Monthly Archives: April 2014

MEA Book Summary and Review: The Tyranny of Experts by William Easterly

MEA book summary and review: The Tyranny of Experts (William Easterly – March 3, 2014)

SUMMARY (scroll down for critique)

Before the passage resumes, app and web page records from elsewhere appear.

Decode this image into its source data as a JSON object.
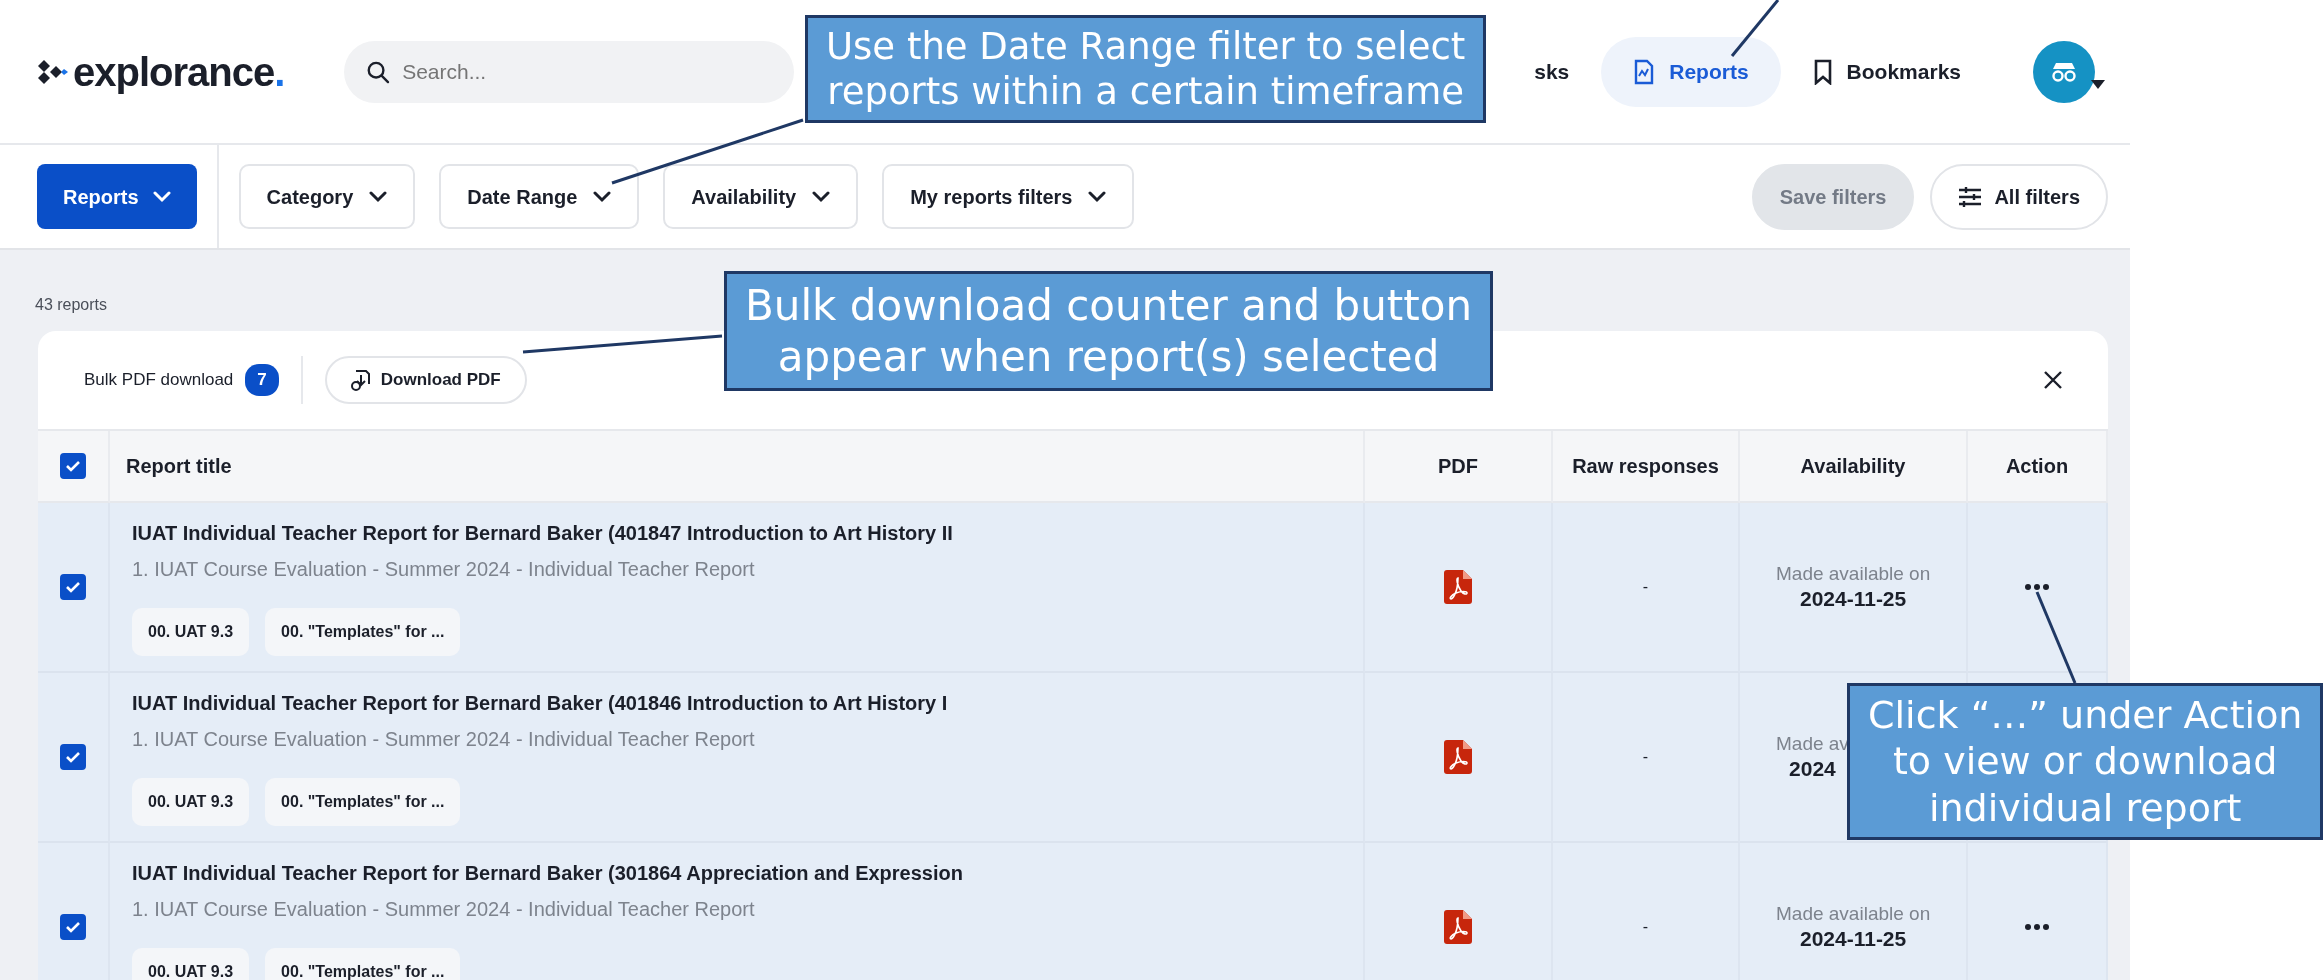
{
  "header": {
    "logo": "explorance.",
    "search": {
      "placeholder": "Search..."
    },
    "nav": [
      {
        "label": "sks",
        "kind": "text",
        "selected": false
      },
      {
        "label": "Reports",
        "kind": "reports",
        "selected": true
      },
      {
        "label": "Bookmarks",
        "kind": "bookmark",
        "selected": false
      }
    ]
  },
  "filter_bar": {
    "menu": "Reports",
    "filters": [
      "Category",
      "Date Range",
      "Availability",
      "My reports filters"
    ],
    "save": {
      "label": "Save filters",
      "disabled": true
    },
    "all_filters": "All filters"
  },
  "count": "43 reports",
  "bulk": {
    "label": "Bulk PDF download",
    "count": "7",
    "button": "Download PDF"
  },
  "table": {
    "select_all_checked": true,
    "columns": [
      "Report title",
      "PDF",
      "Raw responses",
      "Availability",
      "Action"
    ],
    "rows": [
      {
        "checked": true,
        "title": "IUAT Individual Teacher Report for Bernard Baker  (401847 Introduction to Art History II",
        "subtitle": "1. IUAT Course Evaluation - Summer 2024 - Individual Teacher Report",
        "tags": [
          "00. UAT 9.3",
          "00. \"Templates\" for ..."
        ],
        "raw": "-",
        "availability_label": "Made available on",
        "availability_date": "2024-11-25"
      },
      {
        "checked": true,
        "title": "IUAT Individual Teacher Report for Bernard Baker  (401846 Introduction to Art History I",
        "subtitle": "1. IUAT Course Evaluation - Summer 2024 - Individual Teacher Report",
        "tags": [
          "00. UAT 9.3",
          "00. \"Templates\" for ..."
        ],
        "raw": "-",
        "availability_label": "Made av",
        "availability_date": "2024"
      },
      {
        "checked": true,
        "title": "IUAT Individual Teacher Report for Bernard Baker  (301864 Appreciation and Expression",
        "subtitle": "1. IUAT Course Evaluation - Summer 2024 - Individual Teacher Report",
        "tags": [
          "00. UAT 9.3",
          "00. \"Templates\" for ..."
        ],
        "raw": "-",
        "availability_label": "Made available on",
        "availability_date": "2024-11-25"
      }
    ]
  },
  "callouts": [
    {
      "lines": [
        "Use the Date Range filter to select",
        "reports within a certain timeframe"
      ]
    },
    {
      "lines": [
        "Bulk download counter and button",
        "appear when report(s) selected"
      ]
    },
    {
      "lines": [
        "Click “…” under Action",
        "to view or download",
        "individual report"
      ]
    }
  ]
}
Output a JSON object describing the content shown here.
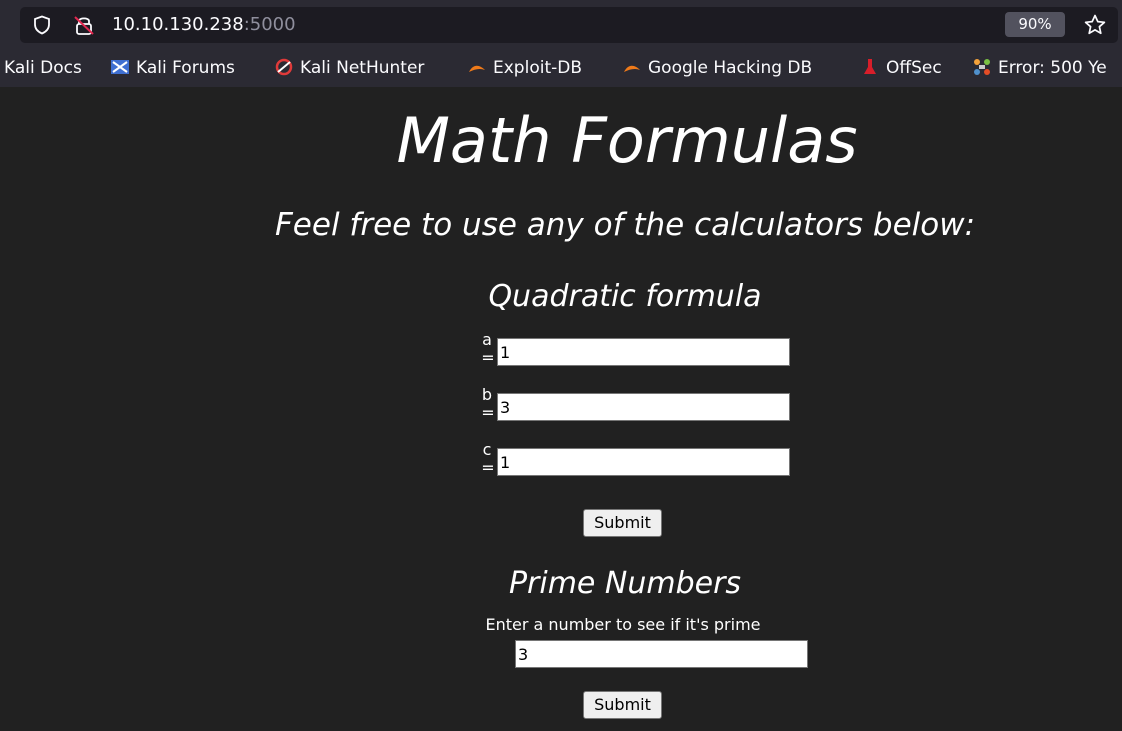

Paul Farmer meets Imperial Nature, Freakonomics, and Niall Ferguson in Professor Easterly’s latest work, The Tyranny of Experts: Economists, Dictators, and the Forgotten Rights of the Poor. Like Farmer, Easterly advocates for a rights-based approach to solving the problems of the poor, criticizing autocracy and top-down development models. He takes a more purely economic perspective and a deeper look into history than Goldman did in Imperial Nature, a work in which Goldman critiqued the World Bank’s approach to “green science” and “eco-governmentality” and the Bank’s infringements upon the rights of the poor. Like Freakonomics, Easterly uses statistics in a way that makes you rethink the data to get at the underlying phenomena, and like Ferguson, he tells a larger history through small, fascinating snippets of story woven into the larger narrative. The Tyranny of Experts pulls together story, data, and theory to question top-down models of economic development, arguing that recent success attributed to autocratic states (such as Singapore, Taiwan, and China) might be attributed to many other factors. Historically, economic growth has happened primarily when more individual freedom is granted; furthermore, since individual freedom is desirable in itself, we should never be willing to sacrifice rights for economic growth, as the development community has been wont to do over the past 60 years. Continue reading